    Alex Rocco will always be Al Floss to me in the short-lived, underrated The Famous Teddy Z, starring Jon Cryer, post-Pretty in Pink, but pre-Two and a Half Man (ugh).

  2. I've never seen Wild Riders but I did enjoy the Deborah Shelton pic!

  3. Karim Amir: I came across the gif while perusing a thread dedicated to CKR at some Battlestar Gallactica message board.

    My Jeopardy-based giddiness usually revolves around Alex's pronunciation of French words.

    Used to say? They should still say that. I mean, how wonderfully naughty. :D

    I vaguely remember that show. Anyway, I'm always impressed by your knowledge of obscure TV shows circa 1989-90.

    I've never seen Two and a Half Man, or, for that matter, the new Battlestar show.

    Jay Amabile: Gaudy aerobics gear and Deb Shelton are a match made in heaven.

  4. Soooo, you're recommending this one right? Thought so. I'm a sucker for movies that have prolonged writhing and screaming, murderous scumbags, and Alex Rocco.

    I never knew that I shouldn't mess with a man who plays the cello due to the fact that they will fuck my shit up. Maybe THE SOLOIST is going to be a better movie than I thought...

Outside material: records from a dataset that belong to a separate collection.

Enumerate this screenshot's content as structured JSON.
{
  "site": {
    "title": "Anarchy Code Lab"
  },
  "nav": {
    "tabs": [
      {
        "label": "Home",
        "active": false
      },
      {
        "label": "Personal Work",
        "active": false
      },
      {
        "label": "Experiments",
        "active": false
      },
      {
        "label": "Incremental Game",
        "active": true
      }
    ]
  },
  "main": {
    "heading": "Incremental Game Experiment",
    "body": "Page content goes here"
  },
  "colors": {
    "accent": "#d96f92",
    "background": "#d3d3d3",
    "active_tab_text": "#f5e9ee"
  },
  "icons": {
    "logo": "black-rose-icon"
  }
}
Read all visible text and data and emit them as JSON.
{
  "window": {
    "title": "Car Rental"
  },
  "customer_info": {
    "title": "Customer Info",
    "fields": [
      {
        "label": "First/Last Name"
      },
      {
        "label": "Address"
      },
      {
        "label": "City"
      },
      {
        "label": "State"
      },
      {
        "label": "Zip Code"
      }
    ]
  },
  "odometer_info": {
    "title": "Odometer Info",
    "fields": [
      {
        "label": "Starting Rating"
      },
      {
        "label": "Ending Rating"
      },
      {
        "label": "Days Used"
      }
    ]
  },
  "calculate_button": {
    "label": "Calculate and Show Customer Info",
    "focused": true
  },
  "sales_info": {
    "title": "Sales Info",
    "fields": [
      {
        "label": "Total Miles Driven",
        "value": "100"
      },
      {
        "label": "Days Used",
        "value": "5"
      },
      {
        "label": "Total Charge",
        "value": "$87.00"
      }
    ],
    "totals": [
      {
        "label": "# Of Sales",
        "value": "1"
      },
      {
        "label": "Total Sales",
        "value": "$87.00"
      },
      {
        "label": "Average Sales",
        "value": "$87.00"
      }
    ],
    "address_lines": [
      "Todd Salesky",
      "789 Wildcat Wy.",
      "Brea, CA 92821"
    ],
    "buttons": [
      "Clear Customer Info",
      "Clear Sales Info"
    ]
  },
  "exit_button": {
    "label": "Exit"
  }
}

  5. Speaking of Jeopardy!--Jenny Lewis was in a clue tonight. She was also on some late night talk show last night (Ferguson?).

    If I'm ever on Jeopardy, I hope there's a "Obscure television shows of the late eighties and early nineties" category. :D

    With a name like Gamecocks, you can imagine how many phallic puns exist. My sister's gay best friend, he was so excited to go to Columbia and buy a hat with the words "Cocks" on it. Maybe the diving team still uses that slogan, but I seem to remember some puritanical uproar.

  6. Mr. Canacorn: Yeah, I recommend it if you're a fan of prolonged writhing and screaming. But not if you're looking for a biker flick.

    The cello's endpin is surprisingly effective as a stabbing tool.

    Karim Amir: Hey, I just watched the Jeopardy ep with the Jenny Lewis clue. (I'm not sure, but I think may have mumbled the word "morons" when they all missed the Flaming Lips clue.)

    Alex: This actress played the "acid-tongued" Linda Phillips on the FOX sitcoms Duet and Open House.
    Gamecock Enthusiast: Who is Alison LaPlaca?
    Alex: Correct.
    Gamecock Enthusiast: Woo-hoo! Where are my mother-f-in' points, you Canadian PRICK! *gingerly raises the roof*

    Quirky fun-fact: Acid Tongue is the name of Jenny Lewis' second album.

    Puritanical uproar is my least favourite uproar.

    Oh, and did you know that Bruce Greenwood is in the new Star Trek? I saw him on a Canadian talk show yesterday; he's a cool guy.

  7. Great post. I've never seen this film before. Heck, I've never even heard of it. I might have to check this one out.

  8. Thanks, Keith. You can find Wild Riders on Drive-In Cult Classics, Vol. 4.